• _THE TASK_
Reproduce all of the data exactly, with no line skipped.
[TASK MATERIAL Boundary: Start]
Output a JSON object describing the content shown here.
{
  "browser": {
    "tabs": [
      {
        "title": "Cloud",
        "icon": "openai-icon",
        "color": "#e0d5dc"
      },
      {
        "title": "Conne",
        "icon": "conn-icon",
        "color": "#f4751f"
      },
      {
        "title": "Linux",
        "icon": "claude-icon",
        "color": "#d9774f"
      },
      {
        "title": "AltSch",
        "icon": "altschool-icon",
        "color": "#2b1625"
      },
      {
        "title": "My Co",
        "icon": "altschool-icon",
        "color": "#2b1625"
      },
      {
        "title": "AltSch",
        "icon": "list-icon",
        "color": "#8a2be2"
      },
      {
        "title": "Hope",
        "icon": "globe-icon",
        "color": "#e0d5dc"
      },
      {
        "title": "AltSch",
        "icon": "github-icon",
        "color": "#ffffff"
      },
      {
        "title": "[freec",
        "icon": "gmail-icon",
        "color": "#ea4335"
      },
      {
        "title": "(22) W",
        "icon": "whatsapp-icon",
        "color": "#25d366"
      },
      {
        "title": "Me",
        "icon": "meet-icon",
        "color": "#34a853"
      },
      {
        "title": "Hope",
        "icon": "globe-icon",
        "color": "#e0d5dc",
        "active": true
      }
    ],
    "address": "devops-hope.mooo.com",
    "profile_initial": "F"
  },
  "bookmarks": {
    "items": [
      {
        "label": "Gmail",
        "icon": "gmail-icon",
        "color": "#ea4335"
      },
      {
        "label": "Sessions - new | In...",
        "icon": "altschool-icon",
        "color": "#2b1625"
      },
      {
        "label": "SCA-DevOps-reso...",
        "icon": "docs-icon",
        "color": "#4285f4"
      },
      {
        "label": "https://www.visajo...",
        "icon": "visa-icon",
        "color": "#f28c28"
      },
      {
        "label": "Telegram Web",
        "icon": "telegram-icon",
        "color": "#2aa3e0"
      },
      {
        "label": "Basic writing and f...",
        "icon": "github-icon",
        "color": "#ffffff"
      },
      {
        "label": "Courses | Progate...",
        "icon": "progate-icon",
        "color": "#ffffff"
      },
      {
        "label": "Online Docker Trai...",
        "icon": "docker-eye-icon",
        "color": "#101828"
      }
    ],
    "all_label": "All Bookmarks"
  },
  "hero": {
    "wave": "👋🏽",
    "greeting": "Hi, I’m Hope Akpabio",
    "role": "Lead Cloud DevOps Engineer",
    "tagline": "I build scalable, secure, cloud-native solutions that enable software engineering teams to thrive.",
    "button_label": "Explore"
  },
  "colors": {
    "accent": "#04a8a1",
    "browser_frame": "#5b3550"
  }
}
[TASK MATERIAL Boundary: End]
• _REPLY TO THE EXERCISE_
Output a JSON object describing the content shown here.
{
  "browser": {
    "tabs": [
      {
        "title": "Cloud",
        "icon": "openai-icon",
        "color": "#e0d5dc"
      },
      {
        "title": "Conne",
        "icon": "conn-icon",
        "color": "#f4751f"
      },
      {
        "title": "Linux",
        "icon": "claude-icon",
        "color": "#d9774f"
      },
      {
        "title": "AltSch",
        "icon": "altschool-icon",
        "color": "#2b1625"
      },
      {
        "title": "My Co",
        "icon": "altschool-icon",
        "color": "#2b1625"
      },
      {
        "title": "AltSch",
        "icon": "list-icon",
        "color": "#8a2be2"
      },
      {
        "title": "Hope",
        "icon": "globe-icon",
        "color": "#e0d5dc"
      },
      {
        "title": "AltSch",
        "icon": "github-icon",
        "color": "#ffffff"
      },
      {
        "title": "[freec",
        "icon": "gmail-icon",
        "color": "#ea4335"
      },
      {
        "title": "(22) W",
        "icon": "whatsapp-icon",
        "color": "#25d366"
      },
      {
        "title": "Me",
        "icon": "meet-icon",
        "color": "#34a853"
      },
      {
        "title": "Hope",
        "icon": "globe-icon",
        "color": "#e0d5dc",
        "active": true
      }
    ],
    "address": "devops-hope.mooo.com",
    "profile_initial": "F"
  },
  "bookmarks": {
    "items": [
      {
        "label": "Gmail",
        "icon": "gmail-icon",
        "color": "#ea4335"
      },
      {
        "label": "Sessions - new | In...",
        "icon": "altschool-icon",
        "color": "#2b1625"
      },
      {
        "label": "SCA-DevOps-reso...",
        "icon": "docs-icon",
        "color": "#4285f4"
      },
      {
        "label": "https://www.visajo...",
        "icon": "visa-icon",
        "color": "#f28c28"
      },
      {
        "label": "Telegram Web",
        "icon": "telegram-icon",
        "color": "#2aa3e0"
      },
      {
        "label": "Basic writing and f...",
        "icon": "github-icon",
        "color": "#ffffff"
      },
      {
        "label": "Courses | Progate...",
        "icon": "progate-icon",
        "color": "#ffffff"
      },
      {
        "label": "Online Docker Trai...",
        "icon": "docker-eye-icon",
        "color": "#101828"
      }
    ],
    "all_label": "All Bookmarks"
  },
  "hero": {
    "wave": "👋🏽",
    "greeting": "Hi, I’m Hope Akpabio",
    "role": "Lead Cloud DevOps Engineer",
    "tagline": "I build scalable, secure, cloud-native solutions that enable software engineering teams to thrive.",
    "button_label": "Explore"
  },
  "colors": {
    "accent": "#04a8a1",
    "browser_frame": "#5b3550"
  }
}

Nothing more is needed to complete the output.